One of Ripley's most notable historical residents, Col. William Clark Falkner, is the subject of Allen Wildmon's latest book, "Colonel William C. Falkner: Death on the Courthouse Square."
Many people can relate to the colonel as renowned and award-winning author William Faulkner's great-grandfather. (Faulkner changed the spelling of his name from Falkner to Faulkner.)
But the elder Falkner, who was born in either 1825 or 1826 and died in 1889, was a colorful, larger-than-life character in his own right, who courted adventure and danger and was ultimately shot to death on Ripley's public square by his former business partner.
The book Allen Wildmon has written is "part-fiction based on the author's imagination and part-fact based on the author's research," he wrote in the book's preface.
Wildmon wrote his first book four years ago, "The Wildmons of Mississippi: A Story of Christian Dissent." His first career, which lasted 35 years, was selling insurance. After that he joined American Family Association as public relations director, where he worked for 16 years until retiring in 2002.
"I've written this book as a narrative story of Falkner's life," Wildmon, 77, said in a recent interview.
One of the most significant influences that shaped Falkner's life was being born the son of a dirt farmer, which left him wanting money, prestige and life in high society, Wildmon said.
That desire led Falkner to run away from his home in Missouri at age 17 to make his way to live with his uncle in Ripley, John Thompson.
"In my research I found he had walked from Middleton, Tenn., to Pontotoc, 58 miles," Wildmon said. "When he got there his uncle was in jail on a charge of murder."

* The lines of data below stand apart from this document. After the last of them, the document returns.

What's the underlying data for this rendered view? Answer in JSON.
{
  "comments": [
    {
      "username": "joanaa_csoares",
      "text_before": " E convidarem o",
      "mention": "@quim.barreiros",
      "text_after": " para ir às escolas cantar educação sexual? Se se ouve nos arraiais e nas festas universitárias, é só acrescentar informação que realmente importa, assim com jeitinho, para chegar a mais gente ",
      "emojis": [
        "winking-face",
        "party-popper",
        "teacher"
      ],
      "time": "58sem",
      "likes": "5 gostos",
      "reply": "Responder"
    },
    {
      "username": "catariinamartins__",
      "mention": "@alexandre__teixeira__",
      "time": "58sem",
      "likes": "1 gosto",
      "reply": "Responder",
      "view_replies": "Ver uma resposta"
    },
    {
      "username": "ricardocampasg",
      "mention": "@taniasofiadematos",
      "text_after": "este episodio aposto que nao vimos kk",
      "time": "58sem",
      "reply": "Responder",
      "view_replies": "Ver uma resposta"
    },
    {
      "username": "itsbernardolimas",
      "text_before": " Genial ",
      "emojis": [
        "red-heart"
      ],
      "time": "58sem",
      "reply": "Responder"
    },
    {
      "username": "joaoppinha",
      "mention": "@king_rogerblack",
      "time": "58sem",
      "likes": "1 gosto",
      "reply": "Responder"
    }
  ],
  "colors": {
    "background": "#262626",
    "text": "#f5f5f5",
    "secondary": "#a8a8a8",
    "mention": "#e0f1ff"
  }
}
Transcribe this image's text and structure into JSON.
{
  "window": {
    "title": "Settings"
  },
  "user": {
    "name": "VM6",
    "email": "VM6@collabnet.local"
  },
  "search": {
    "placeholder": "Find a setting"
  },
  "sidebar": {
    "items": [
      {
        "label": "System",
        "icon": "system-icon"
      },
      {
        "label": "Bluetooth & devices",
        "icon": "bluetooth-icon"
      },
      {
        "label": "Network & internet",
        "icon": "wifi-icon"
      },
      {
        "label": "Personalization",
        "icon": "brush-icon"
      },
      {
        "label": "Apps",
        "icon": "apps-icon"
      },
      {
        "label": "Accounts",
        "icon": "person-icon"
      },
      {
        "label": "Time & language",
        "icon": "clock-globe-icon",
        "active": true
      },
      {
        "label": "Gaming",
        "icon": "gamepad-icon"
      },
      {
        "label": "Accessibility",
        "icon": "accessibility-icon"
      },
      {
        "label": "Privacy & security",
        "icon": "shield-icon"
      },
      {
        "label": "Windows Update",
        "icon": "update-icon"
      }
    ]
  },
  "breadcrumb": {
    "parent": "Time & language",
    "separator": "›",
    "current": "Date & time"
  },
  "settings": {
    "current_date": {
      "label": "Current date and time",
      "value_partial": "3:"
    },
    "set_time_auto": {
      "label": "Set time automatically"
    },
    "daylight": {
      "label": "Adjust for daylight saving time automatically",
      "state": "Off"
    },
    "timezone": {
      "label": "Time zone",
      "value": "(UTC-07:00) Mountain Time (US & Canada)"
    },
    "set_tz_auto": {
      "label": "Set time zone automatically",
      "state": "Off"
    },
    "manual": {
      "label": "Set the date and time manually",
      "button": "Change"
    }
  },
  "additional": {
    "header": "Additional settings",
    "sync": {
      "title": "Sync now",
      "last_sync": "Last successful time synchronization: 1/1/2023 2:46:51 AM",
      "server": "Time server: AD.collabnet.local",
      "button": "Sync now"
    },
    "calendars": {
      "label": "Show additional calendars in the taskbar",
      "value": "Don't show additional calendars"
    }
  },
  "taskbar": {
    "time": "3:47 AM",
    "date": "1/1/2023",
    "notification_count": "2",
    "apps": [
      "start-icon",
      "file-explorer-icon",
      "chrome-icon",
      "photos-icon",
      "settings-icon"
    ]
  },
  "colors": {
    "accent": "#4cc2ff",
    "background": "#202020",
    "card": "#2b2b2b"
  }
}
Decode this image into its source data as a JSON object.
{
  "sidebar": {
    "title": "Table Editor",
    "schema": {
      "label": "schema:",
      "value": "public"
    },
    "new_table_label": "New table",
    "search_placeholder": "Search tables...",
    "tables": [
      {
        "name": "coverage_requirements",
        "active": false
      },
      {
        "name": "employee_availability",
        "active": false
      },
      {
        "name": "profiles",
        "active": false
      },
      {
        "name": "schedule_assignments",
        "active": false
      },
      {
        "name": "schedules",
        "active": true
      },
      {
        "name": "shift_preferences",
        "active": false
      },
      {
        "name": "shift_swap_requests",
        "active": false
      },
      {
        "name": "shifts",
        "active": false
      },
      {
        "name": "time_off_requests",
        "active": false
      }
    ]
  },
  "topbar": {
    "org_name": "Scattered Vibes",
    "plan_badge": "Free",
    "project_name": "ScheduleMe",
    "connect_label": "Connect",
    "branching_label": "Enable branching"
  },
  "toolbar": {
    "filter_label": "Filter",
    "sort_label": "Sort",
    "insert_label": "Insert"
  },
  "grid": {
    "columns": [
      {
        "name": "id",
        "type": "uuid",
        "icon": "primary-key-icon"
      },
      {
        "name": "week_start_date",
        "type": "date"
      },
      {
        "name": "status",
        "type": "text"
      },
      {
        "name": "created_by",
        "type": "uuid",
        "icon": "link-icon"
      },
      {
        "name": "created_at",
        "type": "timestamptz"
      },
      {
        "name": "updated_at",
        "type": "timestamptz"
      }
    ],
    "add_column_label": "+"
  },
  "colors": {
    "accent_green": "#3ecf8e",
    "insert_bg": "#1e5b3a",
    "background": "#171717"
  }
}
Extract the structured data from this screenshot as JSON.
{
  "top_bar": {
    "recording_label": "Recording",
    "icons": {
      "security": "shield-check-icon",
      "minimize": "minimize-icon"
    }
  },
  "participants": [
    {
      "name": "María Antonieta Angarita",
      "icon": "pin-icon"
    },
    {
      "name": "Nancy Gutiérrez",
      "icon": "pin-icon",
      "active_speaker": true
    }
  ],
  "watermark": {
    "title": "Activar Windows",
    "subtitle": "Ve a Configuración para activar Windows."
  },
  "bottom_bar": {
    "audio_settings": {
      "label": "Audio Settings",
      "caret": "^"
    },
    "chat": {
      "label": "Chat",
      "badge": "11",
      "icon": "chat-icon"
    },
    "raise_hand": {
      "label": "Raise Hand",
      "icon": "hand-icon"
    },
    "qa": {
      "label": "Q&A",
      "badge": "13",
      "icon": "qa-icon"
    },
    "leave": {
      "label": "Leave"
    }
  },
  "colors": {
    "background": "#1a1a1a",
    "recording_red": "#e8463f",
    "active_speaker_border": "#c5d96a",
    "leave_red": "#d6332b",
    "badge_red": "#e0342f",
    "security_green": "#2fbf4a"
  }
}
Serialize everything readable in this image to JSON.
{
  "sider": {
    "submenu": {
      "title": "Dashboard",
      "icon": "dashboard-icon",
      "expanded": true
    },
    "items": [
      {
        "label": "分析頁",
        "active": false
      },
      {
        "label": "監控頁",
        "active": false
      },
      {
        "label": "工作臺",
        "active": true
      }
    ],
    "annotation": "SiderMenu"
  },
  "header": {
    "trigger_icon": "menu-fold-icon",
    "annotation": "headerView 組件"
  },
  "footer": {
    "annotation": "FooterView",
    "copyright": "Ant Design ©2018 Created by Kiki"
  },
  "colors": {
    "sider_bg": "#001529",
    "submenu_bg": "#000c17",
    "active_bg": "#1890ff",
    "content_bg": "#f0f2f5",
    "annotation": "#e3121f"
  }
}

Falkner went to Pontotoc because that's where his uncle worked as a teacher. He arrived in Pontotoc late in the evening, broke and with nowhere to stay. As he sank down outside a hotel and cried about his predicament, along came a young girl who, learning of his situation, took him home to her family to spend the night.
Falkner's uncle eventually defended himself and was freed from the murder charge. The young girl who rescued the young Falkner, Elizabeth "Lizzie" Vance, many years later became his second wife after he was widowed.
Wildmon's story takes readers through Falkner's life as a young lawyer married to his first wife, Holland Pierce, the birth of first son John W.T. Falkner, and the birth and death of two infant daughters.
Though Falkner had fought in the Mexican-American War, he wanted the title of general and joined the military again during the Civil War. He was elected colonel in the Confederate army by his Ripley troops and led them successfully in the Battle of Manassas. However, he never achieved the rank of general and resigned from military service after the Civil War.
Throughout the book, Wildmon brings new excitement to the telling of Falkner's story: Falkner helping capture and prevent the hanging of an ax murderer; his killing of two men and acquittal for both deaths; helping rebuild north Mississippi railroads; an affair with his slave that produced a known and continuing line of descendants; his second marriage to Lizzie Vance and trip to Europe with their two daughters; election to the Mississippi Legislature, followed the next day by being shot to death by former partner Richard "Dick" Thurmond and Thurmond's trial for manslaughter.
Wildmon's cousin is retired Ripley librarian Tommy Covington, and Covington shared many photos he has collected through the years for inclusion in Wildmon's volume.
"He was egotistical, a braggart, an alcoholic and a woman-chaser," Wildmon said in assessing Falkner's character, "but he did a lot of good for Ripley, and a lot of times that part gets lost."